Our Math Lab is a hands-on and problem-solving experience for the children. We teach math concepts using games, journaling, and creating concrete models. We encourage children to explain their thinking by asking “Why?”, “How did you know?”, and “What do you notice?”


Each Math Lab we have a mini-lesson where children problem solve about a current topic or review a prior concept.  They apply their learning in an abstract or representational manner rather concretely as we use in class. Next there is a whole group discussion and individual practice followed by a reflection. Some days, students have math choice time, similar to Literacy. Choices include games and activities, which are organized into math concepts in order to review concepts we may have learned previously, are learning now, or will learn in the future. This choice time will give time for guided math groups.  The groups will emphasize different skills we are studying or have studied. They will provide extra instruction and/or challenge as needed.


Tentative Topics we will cover:

  •  Exploring Patterns
  •  Developing Number Sense
  •  Exploring Data
  •  Exploring Geometry (2-d and 3-d Shape identification and attributes)
  •  Counting & the Number System
  •  Exploring Measurement


Writer’s Workshop

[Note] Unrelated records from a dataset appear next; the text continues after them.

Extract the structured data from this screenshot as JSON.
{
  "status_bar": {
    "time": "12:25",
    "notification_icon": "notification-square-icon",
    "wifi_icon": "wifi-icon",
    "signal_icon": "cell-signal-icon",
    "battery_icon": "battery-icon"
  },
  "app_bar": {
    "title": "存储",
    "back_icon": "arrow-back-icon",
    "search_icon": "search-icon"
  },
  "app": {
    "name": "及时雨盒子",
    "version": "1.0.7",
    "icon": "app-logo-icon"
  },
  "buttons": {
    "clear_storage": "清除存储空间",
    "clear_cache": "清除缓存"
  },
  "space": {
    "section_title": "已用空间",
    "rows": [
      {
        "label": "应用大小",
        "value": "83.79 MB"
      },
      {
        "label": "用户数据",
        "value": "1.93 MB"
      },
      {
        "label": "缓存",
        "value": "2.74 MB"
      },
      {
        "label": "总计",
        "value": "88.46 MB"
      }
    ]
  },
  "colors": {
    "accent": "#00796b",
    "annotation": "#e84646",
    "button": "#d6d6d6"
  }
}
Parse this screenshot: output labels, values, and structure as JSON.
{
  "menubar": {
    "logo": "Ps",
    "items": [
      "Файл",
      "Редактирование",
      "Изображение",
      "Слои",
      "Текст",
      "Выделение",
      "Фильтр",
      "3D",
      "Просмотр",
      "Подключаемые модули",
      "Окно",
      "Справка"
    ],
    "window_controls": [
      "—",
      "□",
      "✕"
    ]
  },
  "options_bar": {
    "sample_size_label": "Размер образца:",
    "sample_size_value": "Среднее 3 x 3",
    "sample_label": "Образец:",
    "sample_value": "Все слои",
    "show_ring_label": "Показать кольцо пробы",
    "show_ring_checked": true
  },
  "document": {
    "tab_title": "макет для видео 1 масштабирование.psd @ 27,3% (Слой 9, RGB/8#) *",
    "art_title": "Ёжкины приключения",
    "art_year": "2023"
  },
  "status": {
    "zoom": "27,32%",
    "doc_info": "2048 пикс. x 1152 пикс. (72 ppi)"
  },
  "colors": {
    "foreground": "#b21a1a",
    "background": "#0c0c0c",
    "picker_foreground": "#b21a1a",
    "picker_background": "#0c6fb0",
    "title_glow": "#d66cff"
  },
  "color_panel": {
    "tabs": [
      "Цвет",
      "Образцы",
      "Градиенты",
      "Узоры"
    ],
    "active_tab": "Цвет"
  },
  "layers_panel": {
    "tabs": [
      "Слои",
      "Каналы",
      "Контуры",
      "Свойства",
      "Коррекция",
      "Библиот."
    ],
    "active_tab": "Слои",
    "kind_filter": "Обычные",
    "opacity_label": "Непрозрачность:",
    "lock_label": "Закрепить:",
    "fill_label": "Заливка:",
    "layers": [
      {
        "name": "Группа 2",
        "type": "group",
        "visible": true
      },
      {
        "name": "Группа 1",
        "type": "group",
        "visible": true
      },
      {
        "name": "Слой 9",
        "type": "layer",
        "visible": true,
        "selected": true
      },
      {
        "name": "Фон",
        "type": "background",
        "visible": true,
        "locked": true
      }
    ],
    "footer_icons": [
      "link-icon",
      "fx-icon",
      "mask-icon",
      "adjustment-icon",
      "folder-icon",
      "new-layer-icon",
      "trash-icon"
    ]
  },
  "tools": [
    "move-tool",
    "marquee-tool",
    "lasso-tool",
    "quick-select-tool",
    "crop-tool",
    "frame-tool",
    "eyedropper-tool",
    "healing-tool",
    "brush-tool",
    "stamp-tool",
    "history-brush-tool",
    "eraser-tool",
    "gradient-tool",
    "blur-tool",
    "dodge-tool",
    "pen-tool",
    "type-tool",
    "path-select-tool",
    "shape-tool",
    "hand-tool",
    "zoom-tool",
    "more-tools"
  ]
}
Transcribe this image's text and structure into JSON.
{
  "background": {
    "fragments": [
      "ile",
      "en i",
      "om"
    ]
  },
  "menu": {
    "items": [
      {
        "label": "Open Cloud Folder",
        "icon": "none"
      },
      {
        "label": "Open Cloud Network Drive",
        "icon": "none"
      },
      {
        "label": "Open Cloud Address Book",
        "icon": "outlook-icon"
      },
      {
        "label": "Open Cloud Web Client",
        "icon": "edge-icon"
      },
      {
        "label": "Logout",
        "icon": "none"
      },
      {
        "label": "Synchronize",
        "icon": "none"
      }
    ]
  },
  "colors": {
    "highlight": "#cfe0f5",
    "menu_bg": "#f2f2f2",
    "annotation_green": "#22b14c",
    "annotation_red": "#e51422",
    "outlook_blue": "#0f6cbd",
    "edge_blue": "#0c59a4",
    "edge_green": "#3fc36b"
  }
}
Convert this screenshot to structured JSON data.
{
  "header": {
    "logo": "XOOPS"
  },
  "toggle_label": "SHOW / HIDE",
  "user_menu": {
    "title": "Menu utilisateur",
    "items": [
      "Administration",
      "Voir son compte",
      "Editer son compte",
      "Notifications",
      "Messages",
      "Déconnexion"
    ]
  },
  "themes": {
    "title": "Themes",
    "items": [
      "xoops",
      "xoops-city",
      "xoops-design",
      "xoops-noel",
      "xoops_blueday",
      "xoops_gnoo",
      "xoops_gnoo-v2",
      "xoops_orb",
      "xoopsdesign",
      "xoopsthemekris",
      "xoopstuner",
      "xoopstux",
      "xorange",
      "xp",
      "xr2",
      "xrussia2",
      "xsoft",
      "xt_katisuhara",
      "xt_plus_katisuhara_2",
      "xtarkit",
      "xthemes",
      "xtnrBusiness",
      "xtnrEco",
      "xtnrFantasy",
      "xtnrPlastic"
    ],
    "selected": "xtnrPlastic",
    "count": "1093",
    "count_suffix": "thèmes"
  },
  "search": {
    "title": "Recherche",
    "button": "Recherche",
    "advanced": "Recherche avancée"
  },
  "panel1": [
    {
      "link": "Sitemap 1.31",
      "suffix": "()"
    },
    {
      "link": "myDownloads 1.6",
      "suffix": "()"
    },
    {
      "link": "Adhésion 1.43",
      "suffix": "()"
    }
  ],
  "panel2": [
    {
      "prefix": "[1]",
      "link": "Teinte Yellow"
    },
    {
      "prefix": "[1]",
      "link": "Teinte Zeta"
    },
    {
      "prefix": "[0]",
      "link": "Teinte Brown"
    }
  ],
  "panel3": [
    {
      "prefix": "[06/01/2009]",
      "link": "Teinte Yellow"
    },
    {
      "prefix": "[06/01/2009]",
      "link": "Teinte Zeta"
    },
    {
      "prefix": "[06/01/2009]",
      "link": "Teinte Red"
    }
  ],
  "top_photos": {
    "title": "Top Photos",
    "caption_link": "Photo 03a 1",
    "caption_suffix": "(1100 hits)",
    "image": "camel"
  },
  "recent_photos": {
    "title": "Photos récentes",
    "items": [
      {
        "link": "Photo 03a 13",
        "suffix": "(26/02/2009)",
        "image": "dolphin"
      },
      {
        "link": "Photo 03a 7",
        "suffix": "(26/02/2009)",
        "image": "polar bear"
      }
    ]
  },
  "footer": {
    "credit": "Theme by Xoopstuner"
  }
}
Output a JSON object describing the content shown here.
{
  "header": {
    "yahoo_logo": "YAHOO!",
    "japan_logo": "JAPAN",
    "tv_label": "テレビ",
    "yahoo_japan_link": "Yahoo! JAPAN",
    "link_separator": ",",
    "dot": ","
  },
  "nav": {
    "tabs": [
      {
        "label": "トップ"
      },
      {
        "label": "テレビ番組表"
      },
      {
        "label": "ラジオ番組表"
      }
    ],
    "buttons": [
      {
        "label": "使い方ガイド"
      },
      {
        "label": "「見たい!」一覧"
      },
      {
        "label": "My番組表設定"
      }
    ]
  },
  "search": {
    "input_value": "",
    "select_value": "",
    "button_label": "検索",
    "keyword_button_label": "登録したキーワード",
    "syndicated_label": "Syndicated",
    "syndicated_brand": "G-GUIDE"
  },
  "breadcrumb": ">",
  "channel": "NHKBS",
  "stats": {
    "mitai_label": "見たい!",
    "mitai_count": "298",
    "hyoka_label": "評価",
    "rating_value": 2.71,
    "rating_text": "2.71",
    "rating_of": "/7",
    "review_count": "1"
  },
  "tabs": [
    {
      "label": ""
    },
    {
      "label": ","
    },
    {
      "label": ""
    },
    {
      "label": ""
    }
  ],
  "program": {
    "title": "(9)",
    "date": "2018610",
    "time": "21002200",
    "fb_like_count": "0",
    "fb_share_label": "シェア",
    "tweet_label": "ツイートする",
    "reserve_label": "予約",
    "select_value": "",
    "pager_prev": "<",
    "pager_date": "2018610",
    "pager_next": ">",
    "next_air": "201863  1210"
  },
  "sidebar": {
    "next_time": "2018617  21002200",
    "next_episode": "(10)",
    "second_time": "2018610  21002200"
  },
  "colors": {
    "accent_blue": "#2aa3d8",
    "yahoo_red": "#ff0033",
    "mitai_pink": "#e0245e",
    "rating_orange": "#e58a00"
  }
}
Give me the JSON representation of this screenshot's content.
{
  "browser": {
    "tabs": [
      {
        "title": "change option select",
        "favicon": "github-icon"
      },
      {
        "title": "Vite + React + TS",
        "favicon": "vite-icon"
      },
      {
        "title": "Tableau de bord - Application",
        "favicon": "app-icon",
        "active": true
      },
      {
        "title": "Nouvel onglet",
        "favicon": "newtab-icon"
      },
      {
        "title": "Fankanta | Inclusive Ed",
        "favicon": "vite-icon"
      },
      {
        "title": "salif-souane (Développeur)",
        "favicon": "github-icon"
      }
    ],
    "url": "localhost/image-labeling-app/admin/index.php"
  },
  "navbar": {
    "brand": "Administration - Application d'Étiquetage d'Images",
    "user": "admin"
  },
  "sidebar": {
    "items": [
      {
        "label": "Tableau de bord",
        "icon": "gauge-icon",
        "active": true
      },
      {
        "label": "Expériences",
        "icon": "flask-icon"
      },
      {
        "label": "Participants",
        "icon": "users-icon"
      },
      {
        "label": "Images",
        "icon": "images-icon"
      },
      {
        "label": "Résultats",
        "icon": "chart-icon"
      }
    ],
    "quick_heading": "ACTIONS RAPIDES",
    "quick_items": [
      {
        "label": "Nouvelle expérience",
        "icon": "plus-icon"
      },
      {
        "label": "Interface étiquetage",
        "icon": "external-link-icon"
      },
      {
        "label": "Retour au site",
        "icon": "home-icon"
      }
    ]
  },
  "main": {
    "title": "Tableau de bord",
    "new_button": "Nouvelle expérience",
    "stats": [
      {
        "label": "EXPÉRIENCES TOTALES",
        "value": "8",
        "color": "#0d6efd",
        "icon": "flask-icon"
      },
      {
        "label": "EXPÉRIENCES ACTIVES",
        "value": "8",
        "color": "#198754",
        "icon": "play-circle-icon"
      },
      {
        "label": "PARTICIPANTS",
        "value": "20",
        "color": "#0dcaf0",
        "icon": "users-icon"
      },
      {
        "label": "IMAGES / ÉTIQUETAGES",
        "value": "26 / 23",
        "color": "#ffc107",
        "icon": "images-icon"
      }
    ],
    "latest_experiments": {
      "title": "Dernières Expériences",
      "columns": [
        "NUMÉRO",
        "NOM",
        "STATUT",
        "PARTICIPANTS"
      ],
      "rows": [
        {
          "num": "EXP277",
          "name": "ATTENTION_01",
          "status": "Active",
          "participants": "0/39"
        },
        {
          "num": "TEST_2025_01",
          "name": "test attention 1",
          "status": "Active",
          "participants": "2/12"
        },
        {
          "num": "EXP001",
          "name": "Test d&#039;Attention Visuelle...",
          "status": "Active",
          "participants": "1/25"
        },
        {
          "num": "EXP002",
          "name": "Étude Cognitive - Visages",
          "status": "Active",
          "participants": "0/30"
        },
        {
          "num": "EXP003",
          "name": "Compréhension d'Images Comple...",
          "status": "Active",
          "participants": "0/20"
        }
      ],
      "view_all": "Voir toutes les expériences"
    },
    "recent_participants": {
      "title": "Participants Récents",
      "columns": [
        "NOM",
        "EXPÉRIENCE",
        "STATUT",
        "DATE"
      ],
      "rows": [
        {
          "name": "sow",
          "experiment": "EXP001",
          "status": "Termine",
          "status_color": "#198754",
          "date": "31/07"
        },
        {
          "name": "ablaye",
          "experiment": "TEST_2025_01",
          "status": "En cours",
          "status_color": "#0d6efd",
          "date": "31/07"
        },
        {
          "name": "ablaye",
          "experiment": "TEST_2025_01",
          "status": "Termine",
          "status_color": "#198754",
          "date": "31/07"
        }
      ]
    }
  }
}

For Writer’s Workshop, we are using a program created specifically to follow the new Common Core Standards.  The program will work through the genres of narrative, expository, and persuasive writing.  In kindergarten it is appropriate for students to use their best guess spelling. It is common that they will miss the vowel sounds and digraphs are tricky.  As they learn writing and sentence patterns, they may begin to over-generalize. Let them experiment with spelling with little correction, however, help them when they get to sight words. We introduce 2 new sight words each week. Having a self-created word journal will be a helpful resource for them as the year progresses.



Our handwriting curriculum follows Handwriting Without Tears, which systematically introduces letter formation. First students learn how to write capital letters, beginning with Frog Jump Capitals , and then progress to lowercase.  As students advance through the curriculum, we only hold students accountable for the letters we have learned.  For example, we will not begin learning how to form lowercase letters until halfway through the year; therefore, we accept capitals throughout the sentence not just at the beginning.